Orlando Mortgage Blog

Florida Condo Shopping?

March 3rd, 2011 5:02 PM by BILL WILBANKS

 

Lemons to lemonade. I need to start out by confessing that even I have been hesitant to get a call on a condominium some days in the last couple years. Why you might ask? Well Florida has experienced one of the worst condo markets in the country for any number of reasons in that time.

If you can fog a mirror you already know the woes of the real estate bubble. Due to the tremendous sales price escalation seen in the market in the 05 through 07 time frame when buyers virtually stampeded to make that best offer before the price went up again, the market reached such high price levels so fast that entry level buyers and traditional investors in it to rent it, quickly found themselves priced out of the market on a typical single family residence and quickly moved to the lowest cost point which of course was the condo market. It wasn't long before speculation by "flippers" soon jockeyed prices up on this entry level market as well. So, even here in the Orlando area, unlike many coastal areas in South Florida and the panhandle, which had always been primary markets for this property type due to popularity with the typical retiree or vacation home owner and had similar issues, Central Florida generally had smaller, lower priced units, apartment conversions and low rise complexes overall. So the $40k to $60k unit got jacked up to $80k, $100k and more. That upward climb was really no different than a single family home with one major exception. Whatever happens in a condo complex rapidly effects the others since they are compared heavily to that complex on an appraisal...it's a fish bowl. 

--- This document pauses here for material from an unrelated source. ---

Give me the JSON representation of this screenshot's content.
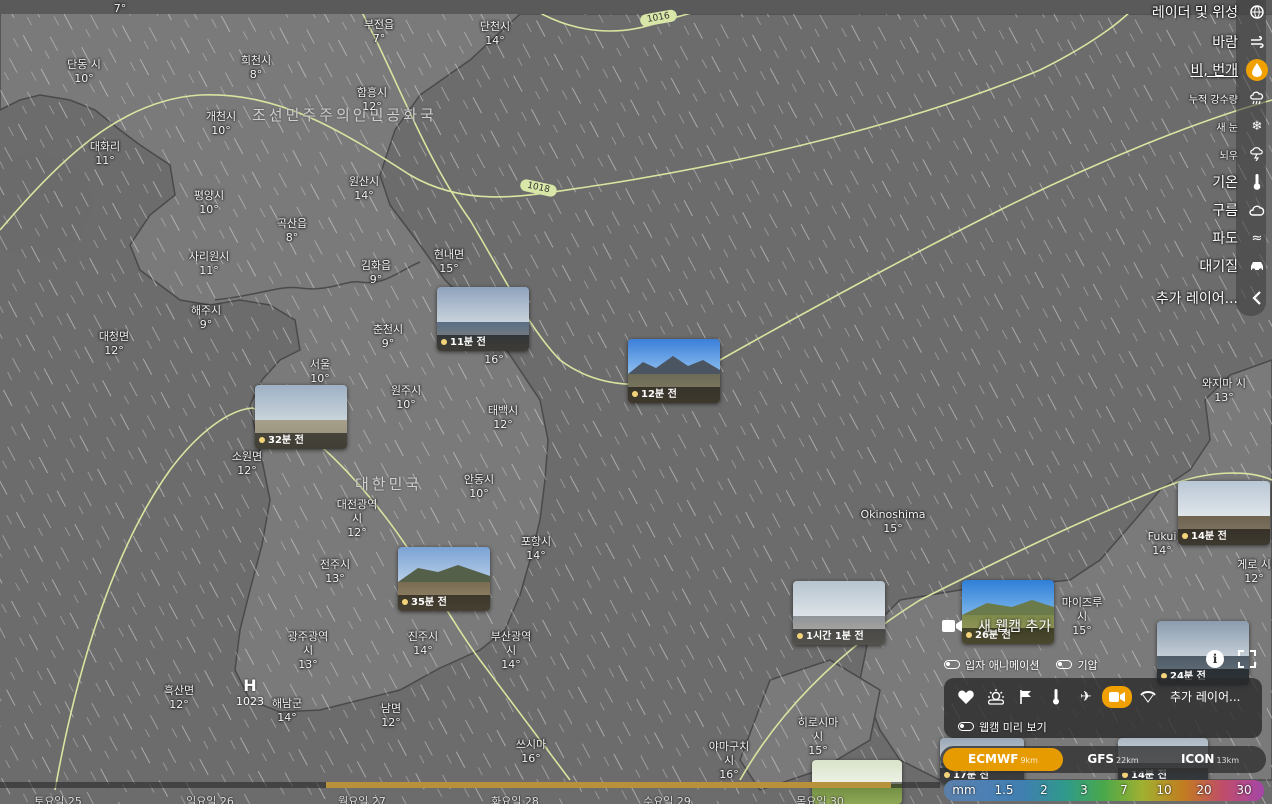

So the problems with declining values swept thru pretty fast. The high numbers of second home and let's be honest "investor/speculator" types that wanted to sell when they started falling started a fire sale mentality in many projects tanking values in a true downward spiral. Many owners walked away and complexes found themselves budget short on dues leaving the folks who didn't bail holding the bag for those costs too. Private mortgage insurance companies (PMI) suffered such high losses that they refused to write a policy on a new condo mortgage, which forced lenders to back down to 80% financing or lower and in many a case stop lending on condos at all in this market.

Much more to it of course, but...trouble to one person is opportunity to the next one. So I ask myself what information I had that I could pass on to a perspective buyer or realtor to get this moving again. Here are a few factual suggestions for you:

  • Conventional Financing  Unless the existing project is currently approved by Fannie, Freddie or a specific lender that has reviewed the project and approved it for lending at 80% financing, you will be limited to Owner-Occupied or Second Home financing using the very popular Streamline Project Review which requires 75% financing or below. The Streamline Review will require 90% of the units to be sold, the association to have been turned over to the unit owners and that a minimum of 51% of all units are Owner Occupied or Second home, no more than 49% investor. Your realtor or a member of the project association will be able to answer that for you. PMI is currently not available on a condo in Florida therefore the 80% limit, but always subject to change with market conditions.
  • FHA/HUD Financing  Requires that the condo project be currently approved by HUD (call us to determine if your Realtor® doesn't know). A case # cannot be issued if it is not, therefore no loan is capable, with the exception of the situation of the FHA/HUD REO (Real Estate Owned) condo unit. This means that HUD has taken the property back in foreclosure or deed in lieu of. If they own it the project does not have to be FHA/HUD approved (they own it, the risk is already there and they want to move it). Any other seller must deal with an approved project only. The REO purchase is a great opportunity to take it all the way up to 96.5% financing on a primary residence without project approval. Ask your RealtorĀ® to help locate these in your market.
  • VA Financing (Veterans Administration) Basically the project needs to be VA approved for VA financing (call us to determine this if your RealtorĀ® doesn't know). Then if it is an approved project the vet may finance up to 100% of the price or value whichever is lower subject to their available eligibility which we can help determine as well, plus the one-time VA funding fee can be added on top as well.
  • HomePath Program  This program offers Fannie Mae owned properties for sale including condo's without project approval of any kind up to 97% Owner-Occupied buyer financing and 90% Second Home or Investor buyers. Condo's are eligible at these LTV levels folks. You must receive a Fannie Mae DU approval letter (we can run it for you) before a RealtorĀ® can present your offer. Other advantages are expanded credit guidelines and no PMI reqiuirement. And NO APPRAISAL is required. Fannie Mae owns the property and uses the sales price in lieu of an appraisal. So use some caution in your evaluation of the purchase. A lender has to reject the loan if an appraisal is provided to them. Go to www.HomePath.com to review properties in the area you are looking to buy in today to look for for properties shown as HomePath eligible. You can click on the HomePath button in the left column to find much information right here, right now.

So whether you are a first or last time buyer, second home buyer or investor there are still many options open to today's condo shopper. These properties are available on a first come basis. And I ask you, when will we see better values in the market?

Posted in:General
Posted by BILL WILBANKS on March 3rd, 2011 5:02 PM

Archives:

My Favorite Blogs:

Sites That Link to This Blog: